1.5 An Outline of the Book
The goal of this text is to provide effective tools for uncovering relevant and predictively useful representations of predictors. These tools will be the bookends of the predictive modeling process. At the beginning of the process we will explore techniques for augmenting the predictor set. Then at the end of the process we will provide methods for filtering the enhanced predictor set to ultimately produce better models. These concepts will be detailed in Chapters 2-12 as follows.
We begin by providing a short illustration of the interplay between the modeling and feature engineering process (Chapter 2) In this example, we use feature engineering and feature selection methods to improve the ability of a model to predict the risk of ischemic stroke.
In Chapter 3 we provide a review of the process for developing predictive models, which will include an illustration of the steps of data splitting, validation approach selection, model tuning, and performance estimation for future predictions. This chapter will also include guidance on how to use feedback loops when cycling through the model building process across multiple models.
Exploratory visualizations of the data are crucial for understanding relationships among predictors and between predictors and the response, especially for high-dimensional data. In addition, visualizations can be used to assist in understanding the nature of individual predictors including predictors’ skewness and missing data patterns. Chapter 4 will illustrate useful visualization techniques to explore relationships within and between predictors. Graphical methods for evaluating model lack-of-fit will also be presented.
Chapter 5 will focus on approaches for encoding discrete, or categorical, predictors. Here we will summarize standard techniques for representing categorical predictors. Feature engineering methods for categorical predictors such as feature hashing are introduced as a method for using existing information to create new predictors that better uncover meaningful relationships. This chapter will also provide guidance on practical issues such as how to handle rare levels within a categorical predictor and the impact of creating dummy variables for tree and rule based models. Date-based predictors are present in many data sets and can be viewed as categorical predictors.

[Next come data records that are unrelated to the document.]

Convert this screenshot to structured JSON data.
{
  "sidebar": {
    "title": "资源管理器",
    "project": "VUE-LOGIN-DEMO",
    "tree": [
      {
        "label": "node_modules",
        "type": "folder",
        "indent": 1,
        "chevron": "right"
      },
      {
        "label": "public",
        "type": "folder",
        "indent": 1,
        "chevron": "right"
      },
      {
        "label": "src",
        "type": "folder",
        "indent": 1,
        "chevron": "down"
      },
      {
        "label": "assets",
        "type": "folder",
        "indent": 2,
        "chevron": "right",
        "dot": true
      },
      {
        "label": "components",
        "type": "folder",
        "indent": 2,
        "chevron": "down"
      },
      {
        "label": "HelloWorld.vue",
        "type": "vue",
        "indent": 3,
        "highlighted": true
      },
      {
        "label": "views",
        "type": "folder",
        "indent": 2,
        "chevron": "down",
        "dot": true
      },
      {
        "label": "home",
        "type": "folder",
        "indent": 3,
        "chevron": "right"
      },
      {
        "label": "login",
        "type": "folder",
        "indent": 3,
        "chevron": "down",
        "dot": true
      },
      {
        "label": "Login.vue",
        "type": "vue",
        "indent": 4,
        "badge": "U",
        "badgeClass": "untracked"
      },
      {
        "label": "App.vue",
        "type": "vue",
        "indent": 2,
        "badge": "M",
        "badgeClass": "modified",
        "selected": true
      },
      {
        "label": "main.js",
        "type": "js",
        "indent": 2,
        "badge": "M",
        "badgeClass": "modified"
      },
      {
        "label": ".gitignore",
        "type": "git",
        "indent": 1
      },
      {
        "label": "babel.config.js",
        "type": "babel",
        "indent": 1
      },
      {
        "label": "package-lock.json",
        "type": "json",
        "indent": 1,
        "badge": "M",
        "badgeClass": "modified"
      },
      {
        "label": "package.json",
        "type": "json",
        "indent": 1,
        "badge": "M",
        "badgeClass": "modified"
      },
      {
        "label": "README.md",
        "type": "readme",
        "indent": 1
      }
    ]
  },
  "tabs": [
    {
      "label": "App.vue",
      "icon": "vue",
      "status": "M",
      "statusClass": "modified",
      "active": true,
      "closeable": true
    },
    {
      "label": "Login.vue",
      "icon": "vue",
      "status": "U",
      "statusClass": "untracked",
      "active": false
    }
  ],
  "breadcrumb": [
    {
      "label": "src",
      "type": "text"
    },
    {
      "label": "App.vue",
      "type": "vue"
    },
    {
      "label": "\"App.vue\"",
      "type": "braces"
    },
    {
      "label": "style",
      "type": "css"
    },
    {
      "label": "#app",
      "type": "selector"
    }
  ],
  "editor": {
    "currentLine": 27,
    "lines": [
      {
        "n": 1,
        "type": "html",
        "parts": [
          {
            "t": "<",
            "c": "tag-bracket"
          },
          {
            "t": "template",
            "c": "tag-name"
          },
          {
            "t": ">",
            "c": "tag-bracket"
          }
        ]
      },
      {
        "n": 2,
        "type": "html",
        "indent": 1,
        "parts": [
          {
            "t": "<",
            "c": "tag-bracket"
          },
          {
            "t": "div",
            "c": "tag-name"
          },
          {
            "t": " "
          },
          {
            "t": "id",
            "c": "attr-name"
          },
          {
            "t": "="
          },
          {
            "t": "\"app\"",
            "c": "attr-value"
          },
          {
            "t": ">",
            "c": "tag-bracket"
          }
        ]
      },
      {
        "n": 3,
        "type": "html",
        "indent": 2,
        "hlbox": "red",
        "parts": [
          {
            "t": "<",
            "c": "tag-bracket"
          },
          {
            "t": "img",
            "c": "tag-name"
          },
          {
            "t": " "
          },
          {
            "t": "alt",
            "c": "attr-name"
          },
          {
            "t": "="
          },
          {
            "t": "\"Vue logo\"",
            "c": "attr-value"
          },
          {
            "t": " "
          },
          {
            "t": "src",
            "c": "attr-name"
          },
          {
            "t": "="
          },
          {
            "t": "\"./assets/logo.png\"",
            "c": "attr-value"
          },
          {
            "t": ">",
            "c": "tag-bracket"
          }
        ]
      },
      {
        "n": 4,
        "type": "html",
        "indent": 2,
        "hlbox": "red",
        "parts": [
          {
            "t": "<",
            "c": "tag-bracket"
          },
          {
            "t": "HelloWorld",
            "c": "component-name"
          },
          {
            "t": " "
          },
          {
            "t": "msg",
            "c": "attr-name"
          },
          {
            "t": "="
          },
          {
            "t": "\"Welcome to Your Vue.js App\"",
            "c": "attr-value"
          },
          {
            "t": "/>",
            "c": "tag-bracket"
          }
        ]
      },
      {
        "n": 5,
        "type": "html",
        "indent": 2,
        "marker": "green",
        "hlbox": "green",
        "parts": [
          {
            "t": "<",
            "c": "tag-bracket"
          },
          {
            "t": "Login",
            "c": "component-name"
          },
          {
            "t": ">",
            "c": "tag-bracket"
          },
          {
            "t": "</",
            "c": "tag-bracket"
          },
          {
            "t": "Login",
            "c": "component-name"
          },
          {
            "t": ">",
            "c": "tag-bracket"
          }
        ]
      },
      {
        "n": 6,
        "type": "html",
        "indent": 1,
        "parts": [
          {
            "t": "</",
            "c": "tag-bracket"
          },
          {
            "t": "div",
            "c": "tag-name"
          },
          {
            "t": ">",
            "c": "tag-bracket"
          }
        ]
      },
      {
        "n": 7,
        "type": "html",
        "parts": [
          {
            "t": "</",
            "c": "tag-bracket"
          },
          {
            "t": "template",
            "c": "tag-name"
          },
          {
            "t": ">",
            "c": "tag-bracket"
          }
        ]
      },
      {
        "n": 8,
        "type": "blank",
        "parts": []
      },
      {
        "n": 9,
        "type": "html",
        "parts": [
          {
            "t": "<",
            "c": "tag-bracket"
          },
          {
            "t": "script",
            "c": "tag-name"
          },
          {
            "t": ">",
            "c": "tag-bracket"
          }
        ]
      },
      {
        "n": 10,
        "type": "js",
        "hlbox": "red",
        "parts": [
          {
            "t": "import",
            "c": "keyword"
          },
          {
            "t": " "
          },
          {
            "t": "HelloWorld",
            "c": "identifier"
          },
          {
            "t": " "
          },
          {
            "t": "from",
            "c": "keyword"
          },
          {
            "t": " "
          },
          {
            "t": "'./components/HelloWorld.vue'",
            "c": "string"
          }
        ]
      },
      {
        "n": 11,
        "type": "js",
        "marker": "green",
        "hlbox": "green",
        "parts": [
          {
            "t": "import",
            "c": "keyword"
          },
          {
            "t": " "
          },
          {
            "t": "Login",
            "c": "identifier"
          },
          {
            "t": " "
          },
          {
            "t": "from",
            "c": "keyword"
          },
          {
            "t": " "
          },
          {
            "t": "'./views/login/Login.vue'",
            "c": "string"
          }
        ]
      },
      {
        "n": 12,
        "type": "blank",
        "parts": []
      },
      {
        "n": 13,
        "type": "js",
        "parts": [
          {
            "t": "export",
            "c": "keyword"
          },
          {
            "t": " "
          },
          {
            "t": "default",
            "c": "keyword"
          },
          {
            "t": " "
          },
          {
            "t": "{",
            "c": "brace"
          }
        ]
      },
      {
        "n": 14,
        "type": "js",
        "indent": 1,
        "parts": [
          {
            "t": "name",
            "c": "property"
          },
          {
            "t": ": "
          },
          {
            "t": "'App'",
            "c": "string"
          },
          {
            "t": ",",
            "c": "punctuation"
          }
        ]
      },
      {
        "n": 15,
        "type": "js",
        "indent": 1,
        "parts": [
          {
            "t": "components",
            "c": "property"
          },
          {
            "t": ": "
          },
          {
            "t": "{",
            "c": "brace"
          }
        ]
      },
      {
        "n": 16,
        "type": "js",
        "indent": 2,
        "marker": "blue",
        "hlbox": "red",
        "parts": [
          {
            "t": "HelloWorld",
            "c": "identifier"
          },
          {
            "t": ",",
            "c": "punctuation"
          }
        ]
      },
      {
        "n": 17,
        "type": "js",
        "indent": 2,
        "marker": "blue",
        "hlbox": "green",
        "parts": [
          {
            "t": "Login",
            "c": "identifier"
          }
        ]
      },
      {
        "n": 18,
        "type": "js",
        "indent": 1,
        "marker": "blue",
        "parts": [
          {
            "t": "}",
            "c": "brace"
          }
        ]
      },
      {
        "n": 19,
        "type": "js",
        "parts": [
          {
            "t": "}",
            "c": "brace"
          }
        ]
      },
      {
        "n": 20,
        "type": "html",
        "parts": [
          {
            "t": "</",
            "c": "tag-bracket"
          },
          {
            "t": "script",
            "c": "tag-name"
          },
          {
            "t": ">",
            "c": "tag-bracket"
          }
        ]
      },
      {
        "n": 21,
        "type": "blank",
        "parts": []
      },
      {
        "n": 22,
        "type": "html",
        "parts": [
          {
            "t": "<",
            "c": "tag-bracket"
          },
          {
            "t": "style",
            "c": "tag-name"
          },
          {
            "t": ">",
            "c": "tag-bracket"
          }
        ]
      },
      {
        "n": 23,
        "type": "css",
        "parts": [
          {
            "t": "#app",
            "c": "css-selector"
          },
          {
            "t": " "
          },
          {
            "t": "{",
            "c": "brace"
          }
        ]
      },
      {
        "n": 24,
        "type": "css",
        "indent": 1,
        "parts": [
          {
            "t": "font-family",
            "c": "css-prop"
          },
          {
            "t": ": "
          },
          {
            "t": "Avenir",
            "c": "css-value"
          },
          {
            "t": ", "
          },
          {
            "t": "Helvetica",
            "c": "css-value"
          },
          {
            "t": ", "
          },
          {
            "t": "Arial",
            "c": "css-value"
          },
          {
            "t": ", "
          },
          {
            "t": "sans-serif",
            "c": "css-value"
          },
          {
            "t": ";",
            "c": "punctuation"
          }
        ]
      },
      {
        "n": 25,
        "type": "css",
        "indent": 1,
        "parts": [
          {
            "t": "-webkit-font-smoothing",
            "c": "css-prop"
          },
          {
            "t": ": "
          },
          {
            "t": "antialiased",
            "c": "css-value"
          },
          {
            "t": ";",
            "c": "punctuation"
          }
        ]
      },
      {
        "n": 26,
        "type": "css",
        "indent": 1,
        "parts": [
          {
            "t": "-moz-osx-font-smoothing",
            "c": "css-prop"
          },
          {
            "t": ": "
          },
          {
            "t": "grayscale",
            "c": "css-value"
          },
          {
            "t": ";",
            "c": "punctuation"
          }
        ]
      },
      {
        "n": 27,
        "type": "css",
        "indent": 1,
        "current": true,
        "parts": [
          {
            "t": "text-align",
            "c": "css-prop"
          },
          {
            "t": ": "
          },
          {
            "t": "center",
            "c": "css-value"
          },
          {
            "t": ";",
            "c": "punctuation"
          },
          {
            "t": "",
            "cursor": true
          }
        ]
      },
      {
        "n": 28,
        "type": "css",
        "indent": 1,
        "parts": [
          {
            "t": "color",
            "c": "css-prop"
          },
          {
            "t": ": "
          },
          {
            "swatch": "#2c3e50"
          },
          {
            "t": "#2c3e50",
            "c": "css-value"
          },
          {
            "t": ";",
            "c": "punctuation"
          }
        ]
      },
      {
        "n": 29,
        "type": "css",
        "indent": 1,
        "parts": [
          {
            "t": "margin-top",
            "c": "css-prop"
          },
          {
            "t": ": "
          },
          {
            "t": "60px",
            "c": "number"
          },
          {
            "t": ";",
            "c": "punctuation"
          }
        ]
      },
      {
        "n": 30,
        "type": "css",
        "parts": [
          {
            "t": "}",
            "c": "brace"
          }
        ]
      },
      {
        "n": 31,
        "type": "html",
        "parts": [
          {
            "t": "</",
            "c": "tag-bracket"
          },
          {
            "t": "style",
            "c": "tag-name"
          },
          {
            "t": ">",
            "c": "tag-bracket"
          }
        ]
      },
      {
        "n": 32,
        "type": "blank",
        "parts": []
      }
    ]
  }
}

Engineering numeric predictors will be discussed in Chapter 6. As mentioned above, numeric predictors as collected in the original data may not be optimal for predicting the response. Univariate and multivariate transformations are a first step to finding better forms of numeric predictors. A more advanced approach is to use basis expansions (i.e. splines) to create better representations of the original predictors. In certain situations, transforming continuous predictors to categorical or ordinal bins reduces variation and helps to improve predictive model performance. Caveats to binning numerical predictors will also be provided.

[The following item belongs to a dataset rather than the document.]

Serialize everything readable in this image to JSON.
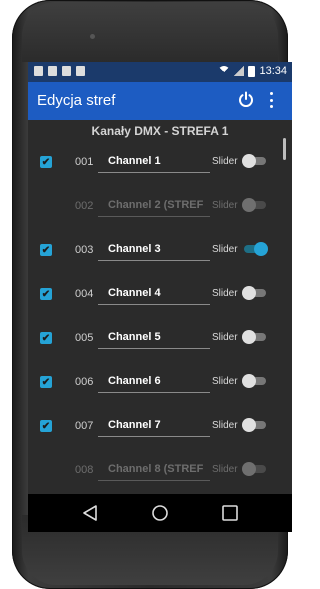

Up to this point in the book, a feature has been considered as one of the observed predictors in the data. In Chapter 7 we will illustrate that important features for a predictive model could also be the interaction between two or more of the original predictors. Quantitative tools for determining which predictors interact with one another will be explored along with graphical methods to evaluate the importance of these types of effects. This chapter will also discuss the concept of estimability of interactions.
Every practitioner working with real-world data will encounter missing data at some point. While some predictive models (e.g. trees) have novel ways of handling missing data, other models do not and require complete data. Chapter 8 explores mechanisms that cause missing data and provides visualization tools for investigating missing data patterns. Traditional and modern tools for removing or imputing missing data are provided. In addition, the imputation methods are evaluated for continuous and categorical predictors.
Working with profile data, such as time series (longitudinal), cellular-to-wellular, and image data will be addressed in Chapter 9. These kind of data are normally collected in the fields of finance, pharmaceutical, intelligence, transportation, and weather forecasting, and this particular data structure generates unique challenges to many models. Some modern predictive modeling tools such as partial least squares can naturally handle data in this format. But many other powerful modeling techniques do not have direct ways of working with this kind of data. These models require that profile data be summarized or collapsed prior to modeling. This chapter will illustrate techniques for working with profile data in ways that strive to preserve the predictive information while creating a format that can be used across predictive models.
The feature engineering process as described in Chapters 5-9 can lead to many more predictors than what was contained in the original data. While some of the additional predictors will likely enhance model performance, not all of the original and new predictors will likely be useful for prediction. The final chapters will discuss feature selection as an overall strategy for improving model predictive performance. Important aspects include: the goals of feature selection, consequences of irrelevant predictors, comparisons with selection via regularization, and how to avoid overfitting (in the feature selection process).